Backers of an anti-traffic initiative in Thousand Oaks cheered the news this week that their growth-control measure had qualified for a special election in June, while a similar proposal in Oxnard failed to make the November ballot.
"What a thrill!" said Nino DeFranco, one of two Thousand Oaks residents leading the campaign for the local initiative. "I was very excited. I know we'll win if people show up to vote."
The measure would require voter approval of a proposed Home Depot store or any retail project of 75,000 square feet or more if the project would increase traffic, even after road improvements. The campaign is largely being driven by a competitor of the retail giant but has also garnered the support of many residents who favor limited growth.
The City Council on Tuesday received a report from the Ventura County Elections Division verifying a random sample of the more than 15,300 signatures that were on the petition. More than 75% of the signatures were certified as accurate. Only 10,360 verifiable signatures were required.
The council also confirmed an earlier decision to hire a private consultant to analyze the effect the measure could have on the city's economy. That report will be discussed at the council's Feb. 5 meeting.
At that time, the council will have the option of adopting the initiative as law or to call a special citywide election by adding the measure to the June 3 state primary ballot.
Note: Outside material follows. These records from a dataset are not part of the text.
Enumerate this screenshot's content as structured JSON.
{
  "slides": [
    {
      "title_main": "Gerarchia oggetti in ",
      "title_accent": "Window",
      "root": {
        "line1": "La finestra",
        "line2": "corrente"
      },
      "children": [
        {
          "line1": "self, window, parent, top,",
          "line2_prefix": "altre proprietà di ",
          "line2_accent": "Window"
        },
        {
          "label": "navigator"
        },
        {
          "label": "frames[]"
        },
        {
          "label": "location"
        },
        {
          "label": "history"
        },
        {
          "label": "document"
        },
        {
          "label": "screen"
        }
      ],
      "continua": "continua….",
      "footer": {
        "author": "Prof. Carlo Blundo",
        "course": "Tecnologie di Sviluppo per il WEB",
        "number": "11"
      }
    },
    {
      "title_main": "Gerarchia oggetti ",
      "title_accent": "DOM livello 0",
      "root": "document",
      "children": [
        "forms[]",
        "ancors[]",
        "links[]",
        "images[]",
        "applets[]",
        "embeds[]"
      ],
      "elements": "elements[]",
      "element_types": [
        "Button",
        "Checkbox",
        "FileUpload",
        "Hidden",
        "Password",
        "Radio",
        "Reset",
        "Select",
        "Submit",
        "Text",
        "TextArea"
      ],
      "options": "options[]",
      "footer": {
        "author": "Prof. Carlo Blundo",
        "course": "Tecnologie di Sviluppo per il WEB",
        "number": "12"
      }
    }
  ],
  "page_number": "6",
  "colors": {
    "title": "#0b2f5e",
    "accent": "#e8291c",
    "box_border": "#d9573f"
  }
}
In Oxnard, a similar traffic initiative failed to collect the nearly 6,000 signatures needed to qualify for the fall ballot.
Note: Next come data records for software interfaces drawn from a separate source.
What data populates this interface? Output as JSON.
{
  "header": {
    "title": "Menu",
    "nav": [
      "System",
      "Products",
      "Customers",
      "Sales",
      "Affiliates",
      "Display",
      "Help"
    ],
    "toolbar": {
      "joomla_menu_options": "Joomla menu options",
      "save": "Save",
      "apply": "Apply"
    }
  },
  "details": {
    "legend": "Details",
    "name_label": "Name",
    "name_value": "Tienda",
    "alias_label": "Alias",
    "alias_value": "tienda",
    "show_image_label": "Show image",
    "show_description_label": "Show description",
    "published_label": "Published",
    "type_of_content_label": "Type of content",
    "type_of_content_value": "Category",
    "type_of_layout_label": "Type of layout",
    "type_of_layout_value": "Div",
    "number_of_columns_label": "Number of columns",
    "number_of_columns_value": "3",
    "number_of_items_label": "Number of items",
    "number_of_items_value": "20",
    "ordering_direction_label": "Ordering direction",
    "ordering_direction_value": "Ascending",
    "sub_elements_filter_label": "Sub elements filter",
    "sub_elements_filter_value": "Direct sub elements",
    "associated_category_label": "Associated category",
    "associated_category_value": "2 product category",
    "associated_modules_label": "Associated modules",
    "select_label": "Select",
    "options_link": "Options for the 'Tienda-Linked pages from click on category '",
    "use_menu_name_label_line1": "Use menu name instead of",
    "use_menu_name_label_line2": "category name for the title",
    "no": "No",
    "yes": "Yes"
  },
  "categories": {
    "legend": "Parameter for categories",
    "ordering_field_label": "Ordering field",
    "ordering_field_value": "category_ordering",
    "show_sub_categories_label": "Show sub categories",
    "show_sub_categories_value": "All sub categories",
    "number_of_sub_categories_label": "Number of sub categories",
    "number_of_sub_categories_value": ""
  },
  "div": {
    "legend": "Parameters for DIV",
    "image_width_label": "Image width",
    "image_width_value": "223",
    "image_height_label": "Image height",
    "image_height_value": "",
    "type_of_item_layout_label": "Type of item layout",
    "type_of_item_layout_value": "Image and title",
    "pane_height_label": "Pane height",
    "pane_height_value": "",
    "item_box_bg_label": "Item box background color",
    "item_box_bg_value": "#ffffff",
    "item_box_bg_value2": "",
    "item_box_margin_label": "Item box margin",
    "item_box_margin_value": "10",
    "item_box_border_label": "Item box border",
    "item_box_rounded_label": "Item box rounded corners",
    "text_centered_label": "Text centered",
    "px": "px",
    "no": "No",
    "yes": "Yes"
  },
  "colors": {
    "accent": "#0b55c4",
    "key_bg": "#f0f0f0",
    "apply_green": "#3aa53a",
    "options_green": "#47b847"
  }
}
The proposal by City Councilman Tim Flynn sought to block most housing and large commercial developments within five miles of a congested intersection. It would have required that developers first improve traffic flow at problem intersections or face a public vote.
The petition drive was hurt because many of the signatures came from residents with Oxnard ZIP codes but who actually lived in unincorporated county areas, such as El Rio or Silver Strand Beach, Flynn said.
Volunteers will return in the next few weeks with a modified version of the initiative, he said.
The new proposal would exempt nonprofits, such as hospitals and churches, from being required to improve substandard intersections before construction begins. It also includes a "sunset provision," allowing the initiative to expire after 20 years, and specifies that developers pay the cost of an election.